participate, like earthly things, in the revolution around the axis, but remain fixed among the stars through the night. When near enough to the earth they can be seen with the naked eye as luminous clouds, long after sunset, till they are covered by the earth's shadow.
The presence of dust in planetary space is not strange. In the midst of it is the sun, the surface of which is like an immense volcano. We can only ask how the dust clouds of the solar eruptions can be diffused in space, against the attraction of the sun. An answer to this question is afforded by the electro-magnetic theory of light, and we can rely upon it because the theory has been confirmed by experimental demonstration. It teaches that the lighter undulations of the ether are of an electrical nature, and that consequently light exerts a pressure on all bodies upon which it falls. The illuminated body is repelled from the source of the light. We have also learned the amount of this pressure. It is so small that the scale of the most sensitive balance is not moved by it when the clear sunshine falls upon it from above; but it increases with the extent of the surface exposed to the light. Let us now suppose a body isolated anywhere in planetary space. It is subject to general attraction and is drawn toward the sun. The force with which the light of the sun repels it is slight as compared with the attraction. Let us imagine this body divided into smaller and smaller fragments. It then offers the sun a larger and larger surface, and in the same measure the force increases with which all the parts collectively are repelled from the sun. The amount of attractive force is, on the other hand, not changed, for it depends upon the mass of the body, and that has not been altered. It will be seen that the division of the body has only to be carried far enough for the repulsive force ultimately to exceed the attraction. Calculation shows that this is already the case when the body is changed into a dust cloud of not excessive fineness. Such a dust cloud will be no longer attracted toward the sun, but will be driven away by its light. It will be like the comets' tails, which consist chiefly of dust, radiate from the nuclei, and are always turned away from the sun.
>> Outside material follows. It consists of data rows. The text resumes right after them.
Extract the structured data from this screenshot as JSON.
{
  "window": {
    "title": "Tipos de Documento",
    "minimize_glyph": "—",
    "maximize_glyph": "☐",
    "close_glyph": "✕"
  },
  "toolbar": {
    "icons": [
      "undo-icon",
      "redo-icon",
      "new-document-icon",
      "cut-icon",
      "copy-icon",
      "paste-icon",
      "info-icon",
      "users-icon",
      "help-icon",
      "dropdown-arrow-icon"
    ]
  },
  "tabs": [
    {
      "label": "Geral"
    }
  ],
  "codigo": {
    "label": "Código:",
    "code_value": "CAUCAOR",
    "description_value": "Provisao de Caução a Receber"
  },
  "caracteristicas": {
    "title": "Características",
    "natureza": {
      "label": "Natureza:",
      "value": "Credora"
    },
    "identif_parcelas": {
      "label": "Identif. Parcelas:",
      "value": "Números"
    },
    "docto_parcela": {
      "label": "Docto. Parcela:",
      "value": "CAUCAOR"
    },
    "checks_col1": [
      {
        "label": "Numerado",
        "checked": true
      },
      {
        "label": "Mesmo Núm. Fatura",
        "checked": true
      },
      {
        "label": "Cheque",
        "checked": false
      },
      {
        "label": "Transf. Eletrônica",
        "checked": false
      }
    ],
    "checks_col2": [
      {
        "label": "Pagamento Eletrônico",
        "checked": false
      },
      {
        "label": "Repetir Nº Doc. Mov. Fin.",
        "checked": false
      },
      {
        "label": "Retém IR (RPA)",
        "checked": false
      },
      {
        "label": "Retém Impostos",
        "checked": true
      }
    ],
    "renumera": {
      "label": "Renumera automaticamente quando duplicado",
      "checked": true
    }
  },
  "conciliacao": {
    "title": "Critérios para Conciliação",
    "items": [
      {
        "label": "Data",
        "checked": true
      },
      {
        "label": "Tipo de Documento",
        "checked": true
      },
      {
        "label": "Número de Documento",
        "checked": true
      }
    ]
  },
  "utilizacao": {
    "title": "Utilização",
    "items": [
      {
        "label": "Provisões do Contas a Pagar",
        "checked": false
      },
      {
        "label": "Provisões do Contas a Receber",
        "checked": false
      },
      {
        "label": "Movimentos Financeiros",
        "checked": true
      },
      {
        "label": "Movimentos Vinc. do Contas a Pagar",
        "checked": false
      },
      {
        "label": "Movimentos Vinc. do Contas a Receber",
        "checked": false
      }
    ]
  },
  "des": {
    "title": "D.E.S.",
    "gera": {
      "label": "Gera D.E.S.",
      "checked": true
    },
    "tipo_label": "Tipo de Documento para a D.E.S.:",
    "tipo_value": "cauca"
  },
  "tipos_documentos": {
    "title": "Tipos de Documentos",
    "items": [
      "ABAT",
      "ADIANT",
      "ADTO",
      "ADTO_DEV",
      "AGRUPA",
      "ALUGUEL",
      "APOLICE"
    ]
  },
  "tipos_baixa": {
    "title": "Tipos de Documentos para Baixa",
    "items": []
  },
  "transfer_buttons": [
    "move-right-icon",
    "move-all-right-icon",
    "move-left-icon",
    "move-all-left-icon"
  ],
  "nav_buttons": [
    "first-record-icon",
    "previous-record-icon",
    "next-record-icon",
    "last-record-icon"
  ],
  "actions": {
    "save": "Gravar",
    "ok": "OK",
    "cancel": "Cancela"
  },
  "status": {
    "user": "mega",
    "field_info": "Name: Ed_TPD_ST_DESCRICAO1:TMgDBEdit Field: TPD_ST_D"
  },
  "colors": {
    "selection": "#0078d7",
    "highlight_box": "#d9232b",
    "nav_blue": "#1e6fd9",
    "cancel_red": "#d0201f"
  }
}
Thus, even insignificant, common dust has its considerable part in the processes of Nature; and there is as much of the wonderful and mysterious concealed in it as in anything else.—Translated for The Popular Science Monthly from Die Gartenlaube.